Eurostar’s chief stations and security officer, Simon Lejeune, said: “We’re confident 6 October won’t be a shitshow because of the work that’s going in … we have the right set-up.”

The bar for what is regarded as a “shitshow” in Britain has been raised substantially since the 2016 referendum, but these increasing hurdles will make some travellers wonder if just staying home to watch Emily in Paris or Ratatouille might be easier.

Britons could find themselves at, say, a small Greek airport which has not invested in staff and kiosks to process biometric data. Passport queues may not be a pretty sight

For Eurostar, the key is capacity – or how quickly passengers can pass the frontier, and it is installing 49 kiosks in three areas: the other two are for business or premier passengers and an upstairs overflow set-up for when things get hairy at peak times. The double fingerprint check is necessary because biometric data collection must be supervised by a European border officer on first entry. After registration, people will be able to use e-gates for three years. France has agreed to double the police aux frontières booths from nine to 18.

Brexit had already cut capacity on trains to Paris, Brussels and Amsterdam: the stamping of paper passports was taking so long that trains were not able to fill up and depart on time. Now, Eurostar hopes to cut the last part of the border process from 59 to 37 seconds.

The Port of Dover has raised the alarm over how, in a constrained space, arriving car passengers can have all their biometric details taken by EU officials. The CPT, the trade body for coach operators, this week called on ministers for action, warning that EES would “inevitably add to processing time” at the port. Getlink, the Channel tunnel and Shuttle operator, has announced spending of about €70m on measures to avoid a launch-day meltdown.

The scheme has been delayed by concerns over back-end computing capabilities and staffing, and the French lobbied hard to put EES back until after the Paris Olympics.

For Eurostar, Le Shuttle and the Port of Dover, the French border is “juxtaposed” – physically in Britain – which means checks and queues come before actual travel. Richard Thorp, engineering director at HS1 Ltd, which operates St Pancras station, said: “Everything will be done in London, and when you arrive, you’re free to go. The challenge our airline friends will have is that all that EES process is on arrival.”

Airline passengers could find themselves on 6 October at, say, a small Greek airport which has not had millions invested in staff and kiosks to process biometric data. Passport queues for non-EU travellers may not be a pretty sight.

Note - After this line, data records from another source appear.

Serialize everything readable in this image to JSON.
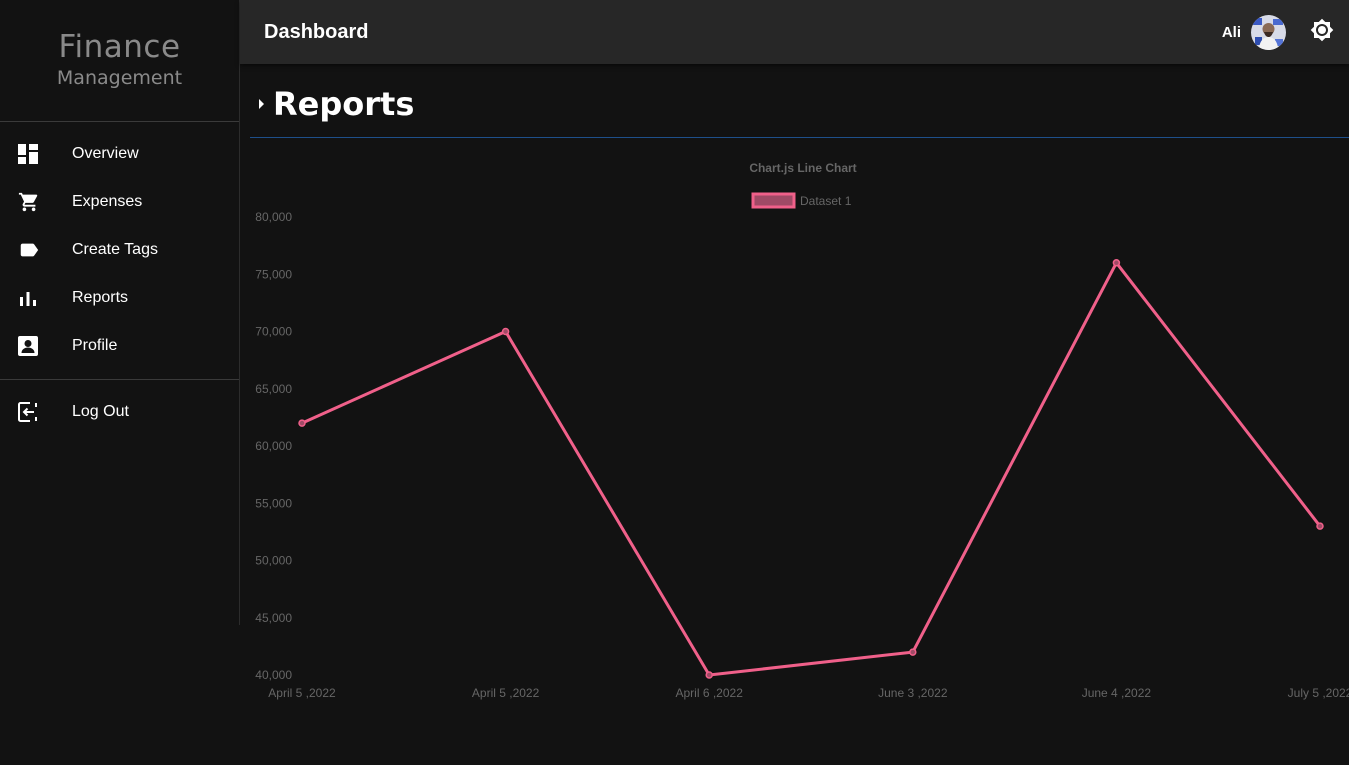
{
  "brand": {
    "title": "Finance",
    "subtitle": "Management"
  },
  "nav": {
    "items": [
      {
        "label": "Overview",
        "icon": "dashboard-icon"
      },
      {
        "label": "Expenses",
        "icon": "cart-icon"
      },
      {
        "label": "Create Tags",
        "icon": "tag-icon"
      },
      {
        "label": "Reports",
        "icon": "bar-chart-icon"
      },
      {
        "label": "Profile",
        "icon": "account-box-icon"
      }
    ],
    "logout": {
      "label": "Log Out",
      "icon": "logout-icon"
    }
  },
  "topbar": {
    "title": "Dashboard",
    "user_name": "Ali",
    "theme_icon": "brightness-icon"
  },
  "page": {
    "title": "Reports"
  },
  "colors": {
    "accent": "#f0608a",
    "background": "#121212",
    "topbar": "#272727",
    "divider": "#1e4f8a"
  },
  "chart_data": {
    "type": "line",
    "title": "Chart.js Line Chart",
    "categories": [
      "April 5 ,2022",
      "April 5 ,2022",
      "April 6 ,2022",
      "June 3 ,2022",
      "June 4 ,2022",
      "July 5 ,2022"
    ],
    "series": [
      {
        "name": "Dataset 1",
        "values": [
          62000,
          70000,
          40000,
          42000,
          76000,
          53000
        ]
      }
    ],
    "ylim": [
      40000,
      80000
    ],
    "yticks": [
      "80,000",
      "75,000",
      "70,000",
      "65,000",
      "60,000",
      "55,000",
      "50,000",
      "45,000",
      "40,000"
    ],
    "legend": "top",
    "grid": false
  }
}
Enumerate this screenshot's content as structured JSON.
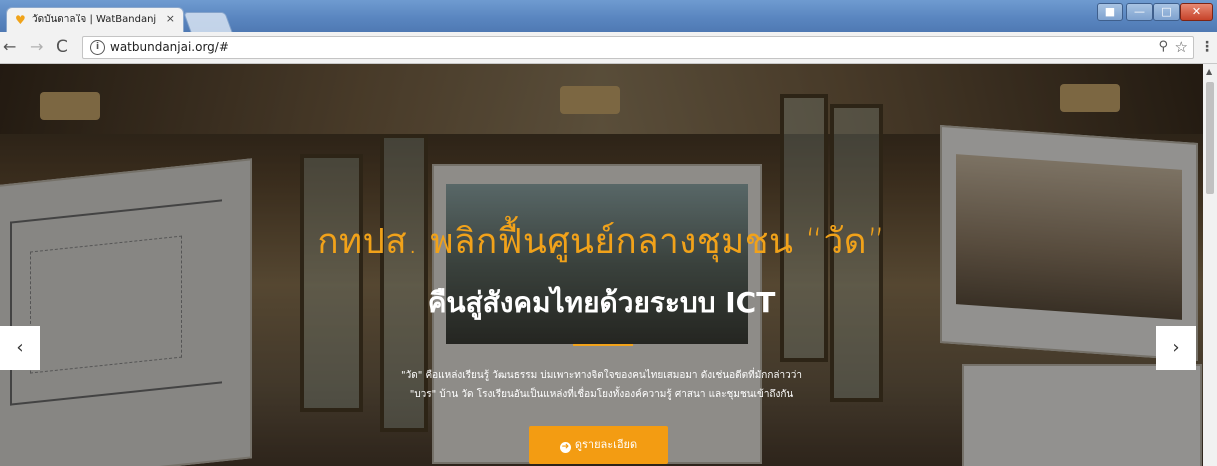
{
  "browser": {
    "tab": {
      "favicon": "heart-icon",
      "title": "วัดบันดาลใจ | WatBandanj",
      "close_glyph": "×"
    },
    "address": {
      "url": "watbundanjai.org/#"
    },
    "icons": [
      "back-arrow-icon",
      "forward-arrow-icon",
      "reload-icon",
      "info-icon",
      "zoom-icon",
      "star-icon",
      "menu-icon"
    ]
  },
  "hero": {
    "headline": "กทปส. พลิกฟื้นศูนย์กลางชุมชน “วัด”",
    "subhead": "คืนสู่สังคมไทยด้วยระบบ ICT",
    "desc_line1": "\"วัด\" คือแหล่งเรียนรู้ วัฒนธรรม บ่มเพาะทางจิตใจของคนไทยเสมอมา ดังเช่นอดีตที่มักกล่าวว่า",
    "desc_line2": "\"บวร\" บ้าน วัด โรงเรียนอันเป็นแหล่งที่เชื่อมโยงทั้งองค์ความรู้ ศาสนา และชุมชนเข้าถึงกัน",
    "cta_label": "ดูรายละเอียด",
    "prev_glyph": "‹",
    "next_glyph": "›"
  },
  "colors": {
    "accent": "#f39c12",
    "headline": "#f1a21a"
  }
}
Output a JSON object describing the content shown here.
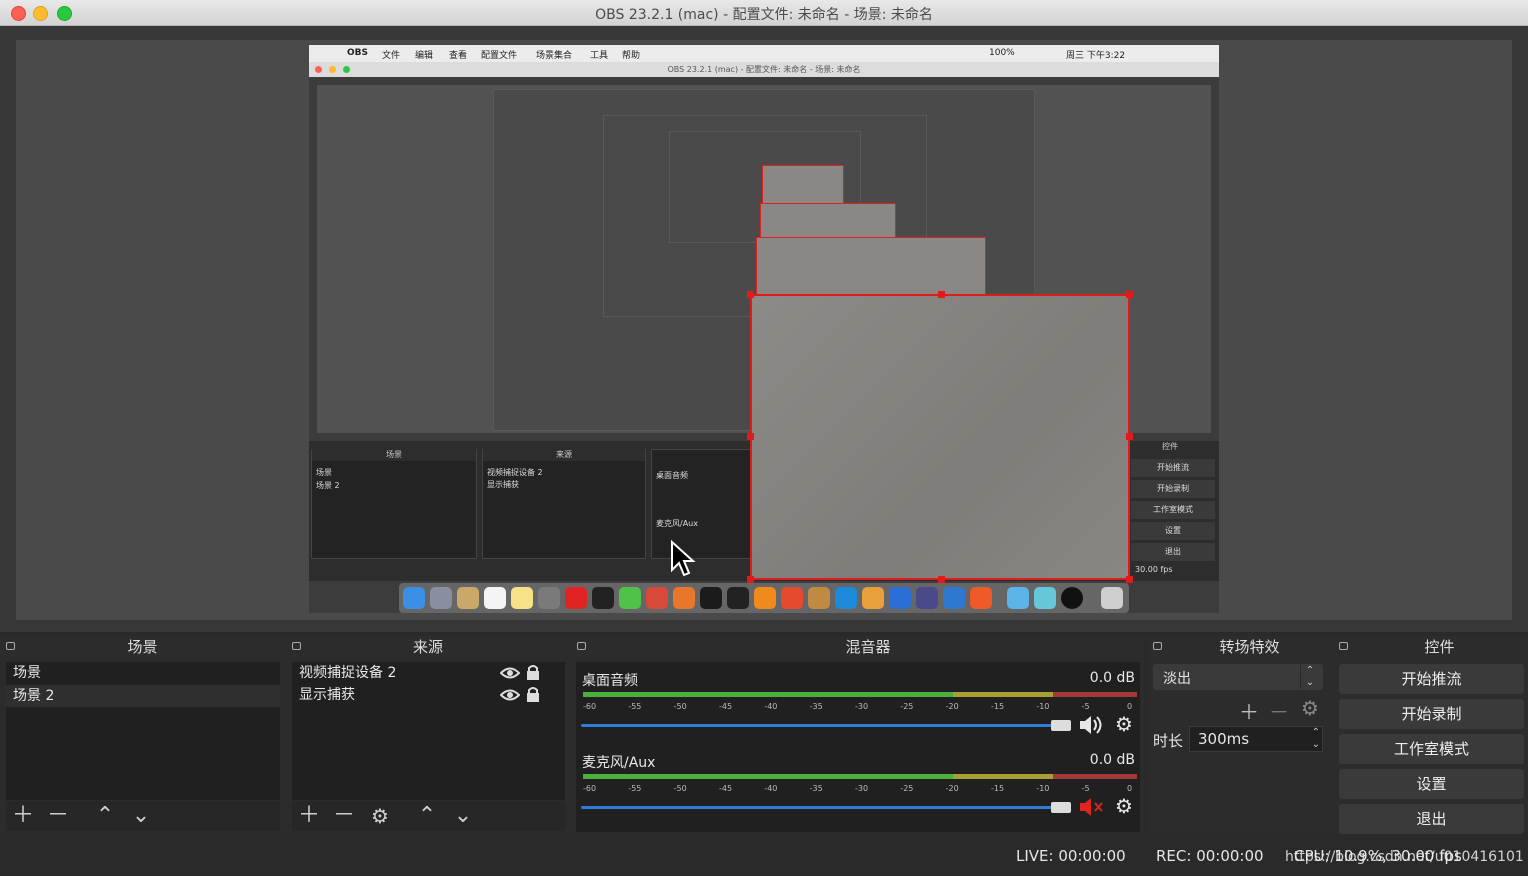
{
  "window": {
    "title": "OBS 23.2.1 (mac) - 配置文件: 未命名 - 场景: 未命名"
  },
  "capture": {
    "menubar": [
      "OBS",
      "文件",
      "编辑",
      "查看",
      "配置文件",
      "场景集合",
      "工具",
      "帮助"
    ],
    "status_right": "100%",
    "clock": "周三 下午3:22",
    "title": "OBS 23.2.1 (mac) - 配置文件: 未命名 - 场景: 未命名",
    "scenes_head": "场景",
    "sources_head": "来源",
    "controls_head": "控件",
    "scenes": [
      "场景",
      "场景 2"
    ],
    "sources": [
      "视频捕捉设备 2",
      "显示捕获"
    ],
    "mixer_tracks": [
      "桌面音频",
      "麦克风/Aux"
    ],
    "controls": [
      "开始推流",
      "开始录制",
      "工作室模式",
      "设置",
      "退出"
    ],
    "fps": "30.00 fps"
  },
  "panels": {
    "scenes": {
      "title": "场景",
      "items": [
        "场景",
        "场景 2"
      ]
    },
    "sources": {
      "title": "来源",
      "items": [
        "视频捕捉设备 2",
        "显示捕获"
      ]
    },
    "mixer": {
      "title": "混音器",
      "ticks": [
        "-60",
        "-55",
        "-50",
        "-45",
        "-40",
        "-35",
        "-30",
        "-25",
        "-20",
        "-15",
        "-10",
        "-5",
        "0"
      ],
      "tracks": [
        {
          "name": "桌面音频",
          "db": "0.0 dB",
          "muted": false
        },
        {
          "name": "麦克风/Aux",
          "db": "0.0 dB",
          "muted": true
        }
      ]
    },
    "transitions": {
      "title": "转场特效",
      "selected": "淡出",
      "duration_label": "时长",
      "duration_value": "300ms"
    },
    "controls": {
      "title": "控件",
      "buttons": [
        "开始推流",
        "开始录制",
        "工作室模式",
        "设置",
        "退出"
      ]
    }
  },
  "status": {
    "live": "LIVE: 00:00:00",
    "rec": "REC: 00:00:00",
    "cpu": "CPU: 10.9%, 30.00 fps",
    "watermark": "https://blog.csdn.net/u010416101"
  },
  "colors": {
    "meter_green": "#4caf3c",
    "meter_yellow": "#a6a037",
    "meter_red": "#a13a36",
    "slider_blue": "#2e7dd8",
    "selection_red": "#e01b1b"
  }
}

Airports remain concerned, not least because final confirmation of the start date is not expected until 28 August, the tail of the summer peak. Olivier Jankovec, director general of airports trade body ACI Europe, says border processing time will rise by up to 50% and adds: “A number of unresolved issues require urgent attention from the European Commission and states.” These include proper testing of the scheme; delays to a promised pre-registration app; and consideration of what border delays could mean. Jankovec says: “More needs to be done to ensure readiness also in terms of passenger awareness.”

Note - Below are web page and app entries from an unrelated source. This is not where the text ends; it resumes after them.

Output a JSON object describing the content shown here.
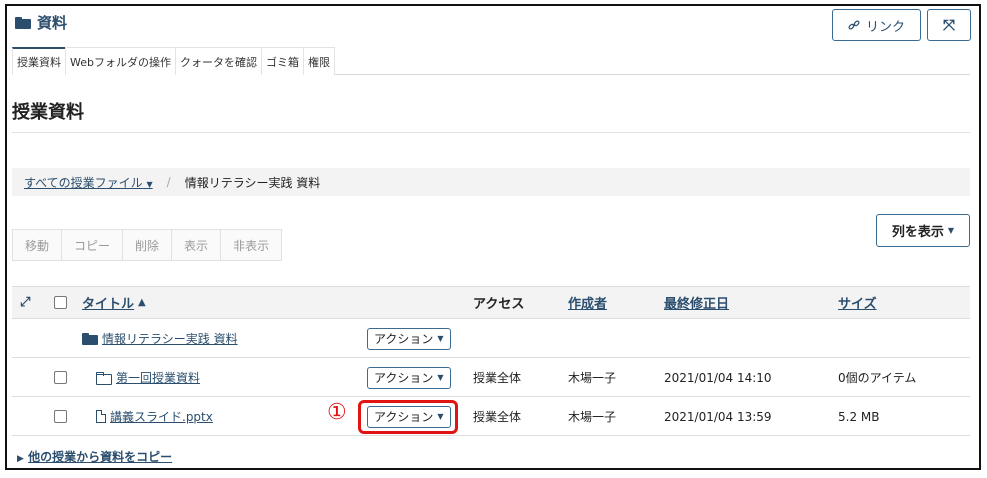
{
  "header": {
    "title": "資料",
    "link_label": "リンク"
  },
  "tabs": [
    "授業資料",
    "Webフォルダの操作",
    "クォータを確認",
    "ゴミ箱",
    "権限"
  ],
  "page_title": "授業資料",
  "breadcrumb": {
    "root": "すべての授業ファイル",
    "current": "情報リテラシー実践 資料"
  },
  "toolbar": {
    "buttons": [
      "移動",
      "コピー",
      "削除",
      "表示",
      "非表示"
    ],
    "columns_label": "列を表示"
  },
  "table": {
    "headers": {
      "title": "タイトル",
      "access": "アクセス",
      "creator": "作成者",
      "modified": "最終修正日",
      "size": "サイズ"
    },
    "rows": [
      {
        "title": "情報リテラシー実践 資料",
        "action": "アクション",
        "access": "",
        "creator": "",
        "modified": "",
        "size": ""
      },
      {
        "title": "第一回授業資料",
        "action": "アクション",
        "access": "授業全体",
        "creator": "木場一子",
        "modified": "2021/01/04 14:10",
        "size": "0個のアイテム"
      },
      {
        "title": "講義スライド.pptx",
        "action": "アクション",
        "access": "授業全体",
        "creator": "木場一子",
        "modified": "2021/01/04 13:59",
        "size": "5.2 MB"
      }
    ]
  },
  "annotation": "①",
  "footer_link": "他の授業から資料をコピー",
  "colors": {
    "accent": "#2b4e6e",
    "highlight": "#e11414"
  }
}
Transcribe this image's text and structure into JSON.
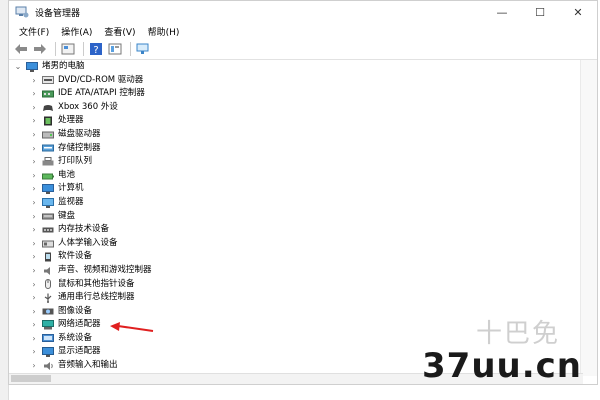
{
  "window": {
    "title": "设备管理器",
    "controls": {
      "minimize": "—",
      "maximize": "☐",
      "close": "✕"
    }
  },
  "menubar": [
    {
      "label": "文件(F)"
    },
    {
      "label": "操作(A)"
    },
    {
      "label": "查看(V)"
    },
    {
      "label": "帮助(H)"
    }
  ],
  "tree": {
    "root": "堵男的电脑",
    "items": [
      {
        "label": "DVD/CD-ROM 驱动器",
        "icon": "dvd-icon"
      },
      {
        "label": "IDE ATA/ATAPI 控制器",
        "icon": "ide-controller-icon"
      },
      {
        "label": "Xbox 360 外设",
        "icon": "gamepad-icon"
      },
      {
        "label": "处理器",
        "icon": "processor-icon"
      },
      {
        "label": "磁盘驱动器",
        "icon": "disk-drive-icon"
      },
      {
        "label": "存储控制器",
        "icon": "storage-controller-icon"
      },
      {
        "label": "打印队列",
        "icon": "printer-icon"
      },
      {
        "label": "电池",
        "icon": "battery-icon"
      },
      {
        "label": "计算机",
        "icon": "computer-icon"
      },
      {
        "label": "监视器",
        "icon": "monitor-icon"
      },
      {
        "label": "键盘",
        "icon": "keyboard-icon"
      },
      {
        "label": "内存技术设备",
        "icon": "memory-device-icon"
      },
      {
        "label": "人体学输入设备",
        "icon": "hid-icon"
      },
      {
        "label": "软件设备",
        "icon": "software-device-icon"
      },
      {
        "label": "声音、视频和游戏控制器",
        "icon": "speaker-icon"
      },
      {
        "label": "鼠标和其他指针设备",
        "icon": "mouse-icon"
      },
      {
        "label": "通用串行总线控制器",
        "icon": "usb-icon"
      },
      {
        "label": "图像设备",
        "icon": "camera-icon"
      },
      {
        "label": "网络适配器",
        "icon": "network-adapter-icon"
      },
      {
        "label": "系统设备",
        "icon": "system-device-icon"
      },
      {
        "label": "显示适配器",
        "icon": "display-adapter-icon"
      },
      {
        "label": "音频输入和输出",
        "icon": "audio-io-icon"
      }
    ]
  },
  "watermark": {
    "text": "37uu.cn",
    "cn": "十巴免"
  },
  "colors": {
    "arrow": "#e02020",
    "icon_blue": "#2f7fd0",
    "icon_gray": "#7a7a7a"
  }
}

What ministers call “precautionary flexibility measures” could apply for six months. They include, in Thorp’s words, “mechanisms to maintain a fluid process” – potentially waving people through just on passports if the system keels over.

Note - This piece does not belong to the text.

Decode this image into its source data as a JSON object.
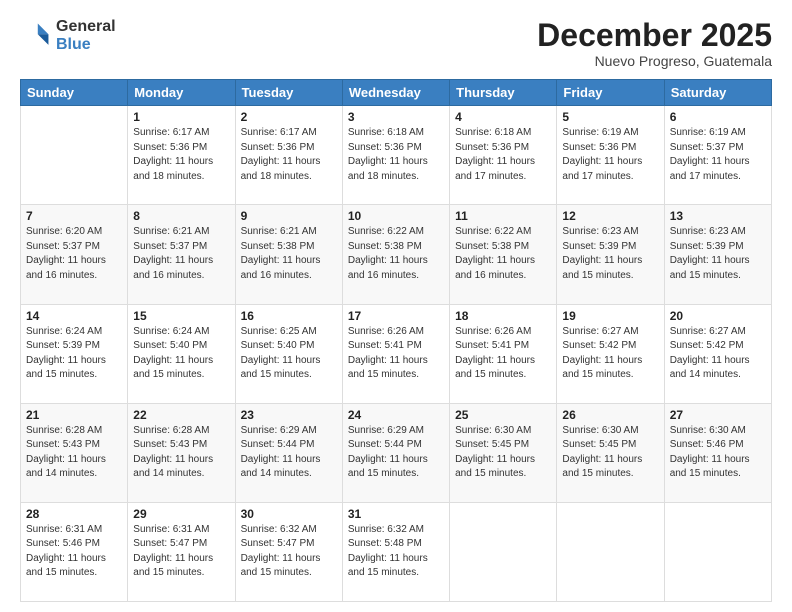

EES will be followed some time in 2025 by the European Travel Information and Authorisation System (Etias), which will require British and other non-EU passengers to pre-register more details and pay €7 before crossing the Channel.

Standing by the doomed Benugo with a mocked-up EES kiosk, Thorp and Lejeune concur: “We don’t want to even think about that yet.”